▶ _TASK_:
A single figure is the whole answer: the number of lines in the entries that contain "Cross".

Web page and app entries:
------

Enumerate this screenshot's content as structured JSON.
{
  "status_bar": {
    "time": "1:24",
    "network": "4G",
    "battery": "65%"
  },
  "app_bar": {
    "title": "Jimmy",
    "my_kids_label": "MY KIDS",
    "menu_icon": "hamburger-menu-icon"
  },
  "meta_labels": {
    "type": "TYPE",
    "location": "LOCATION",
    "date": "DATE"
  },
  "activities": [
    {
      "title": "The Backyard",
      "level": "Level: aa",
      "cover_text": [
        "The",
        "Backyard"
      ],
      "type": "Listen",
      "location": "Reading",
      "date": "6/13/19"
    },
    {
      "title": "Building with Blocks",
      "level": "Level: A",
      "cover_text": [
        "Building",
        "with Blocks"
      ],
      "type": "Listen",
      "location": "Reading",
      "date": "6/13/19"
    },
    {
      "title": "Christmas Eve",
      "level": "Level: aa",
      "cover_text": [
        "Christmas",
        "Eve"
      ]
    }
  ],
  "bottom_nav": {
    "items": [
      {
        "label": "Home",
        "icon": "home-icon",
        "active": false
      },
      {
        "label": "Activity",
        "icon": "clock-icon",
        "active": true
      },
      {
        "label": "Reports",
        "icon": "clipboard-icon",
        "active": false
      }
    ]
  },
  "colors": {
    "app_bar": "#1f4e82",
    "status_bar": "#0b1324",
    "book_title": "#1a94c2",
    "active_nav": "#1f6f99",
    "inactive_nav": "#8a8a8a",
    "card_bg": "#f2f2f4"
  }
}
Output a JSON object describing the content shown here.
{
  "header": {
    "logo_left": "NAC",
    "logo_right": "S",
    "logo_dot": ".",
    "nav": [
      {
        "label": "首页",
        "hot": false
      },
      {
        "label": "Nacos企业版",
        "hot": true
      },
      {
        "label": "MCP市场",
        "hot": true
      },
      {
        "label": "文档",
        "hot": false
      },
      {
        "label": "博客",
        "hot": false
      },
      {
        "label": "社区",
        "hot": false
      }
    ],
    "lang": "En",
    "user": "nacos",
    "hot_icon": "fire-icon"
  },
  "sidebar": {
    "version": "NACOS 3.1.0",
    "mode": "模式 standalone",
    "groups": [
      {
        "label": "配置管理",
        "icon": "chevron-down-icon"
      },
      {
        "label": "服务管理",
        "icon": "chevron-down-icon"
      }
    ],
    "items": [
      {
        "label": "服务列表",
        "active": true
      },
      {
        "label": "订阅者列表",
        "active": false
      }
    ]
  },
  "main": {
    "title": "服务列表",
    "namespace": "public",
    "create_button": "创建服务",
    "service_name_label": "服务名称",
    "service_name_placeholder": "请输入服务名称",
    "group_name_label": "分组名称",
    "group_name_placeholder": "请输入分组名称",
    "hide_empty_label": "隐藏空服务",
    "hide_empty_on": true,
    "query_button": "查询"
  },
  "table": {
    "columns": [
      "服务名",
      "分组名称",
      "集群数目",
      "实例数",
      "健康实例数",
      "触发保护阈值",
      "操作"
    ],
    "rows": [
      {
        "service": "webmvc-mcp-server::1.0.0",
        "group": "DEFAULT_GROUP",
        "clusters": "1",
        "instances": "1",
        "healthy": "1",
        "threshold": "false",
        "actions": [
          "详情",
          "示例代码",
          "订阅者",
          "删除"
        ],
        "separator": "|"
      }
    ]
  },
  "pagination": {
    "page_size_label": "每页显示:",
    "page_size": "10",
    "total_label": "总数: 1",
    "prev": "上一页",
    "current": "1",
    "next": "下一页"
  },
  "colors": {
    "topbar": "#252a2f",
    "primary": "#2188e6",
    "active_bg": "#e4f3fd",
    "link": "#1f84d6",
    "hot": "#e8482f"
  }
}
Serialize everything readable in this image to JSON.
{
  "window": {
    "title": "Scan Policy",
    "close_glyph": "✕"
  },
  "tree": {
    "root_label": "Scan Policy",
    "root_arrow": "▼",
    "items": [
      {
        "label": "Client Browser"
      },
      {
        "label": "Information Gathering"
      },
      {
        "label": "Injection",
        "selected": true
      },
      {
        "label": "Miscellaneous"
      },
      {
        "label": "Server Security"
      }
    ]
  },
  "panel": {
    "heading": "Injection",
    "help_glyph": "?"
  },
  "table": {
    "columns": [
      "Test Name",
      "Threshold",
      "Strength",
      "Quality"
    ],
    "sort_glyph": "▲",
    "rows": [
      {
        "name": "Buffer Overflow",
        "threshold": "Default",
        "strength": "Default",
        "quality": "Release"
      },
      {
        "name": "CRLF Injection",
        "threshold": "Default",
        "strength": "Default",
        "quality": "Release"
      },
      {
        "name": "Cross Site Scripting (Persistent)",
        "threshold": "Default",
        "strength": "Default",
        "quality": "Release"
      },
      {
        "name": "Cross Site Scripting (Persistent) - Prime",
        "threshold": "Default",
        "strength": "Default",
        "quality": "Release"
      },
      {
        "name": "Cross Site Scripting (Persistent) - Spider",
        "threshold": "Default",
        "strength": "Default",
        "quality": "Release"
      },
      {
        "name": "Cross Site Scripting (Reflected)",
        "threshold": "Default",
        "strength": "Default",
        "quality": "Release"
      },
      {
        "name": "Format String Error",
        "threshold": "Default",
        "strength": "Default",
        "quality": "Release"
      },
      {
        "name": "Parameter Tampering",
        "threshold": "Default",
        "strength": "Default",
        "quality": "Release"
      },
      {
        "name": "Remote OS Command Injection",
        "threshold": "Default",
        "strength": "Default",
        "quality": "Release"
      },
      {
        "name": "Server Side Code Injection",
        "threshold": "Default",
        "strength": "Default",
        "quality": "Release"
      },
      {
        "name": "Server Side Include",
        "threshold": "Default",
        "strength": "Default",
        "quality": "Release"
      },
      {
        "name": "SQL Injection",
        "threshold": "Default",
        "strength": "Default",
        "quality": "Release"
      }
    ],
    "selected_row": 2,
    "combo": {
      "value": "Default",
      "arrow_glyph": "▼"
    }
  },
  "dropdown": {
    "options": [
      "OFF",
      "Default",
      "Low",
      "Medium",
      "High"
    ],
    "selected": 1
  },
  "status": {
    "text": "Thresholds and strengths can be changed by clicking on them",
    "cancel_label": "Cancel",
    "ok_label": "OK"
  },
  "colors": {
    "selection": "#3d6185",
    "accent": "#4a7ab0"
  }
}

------

▶ _RESPONSE TO THE EXERCISE_:
4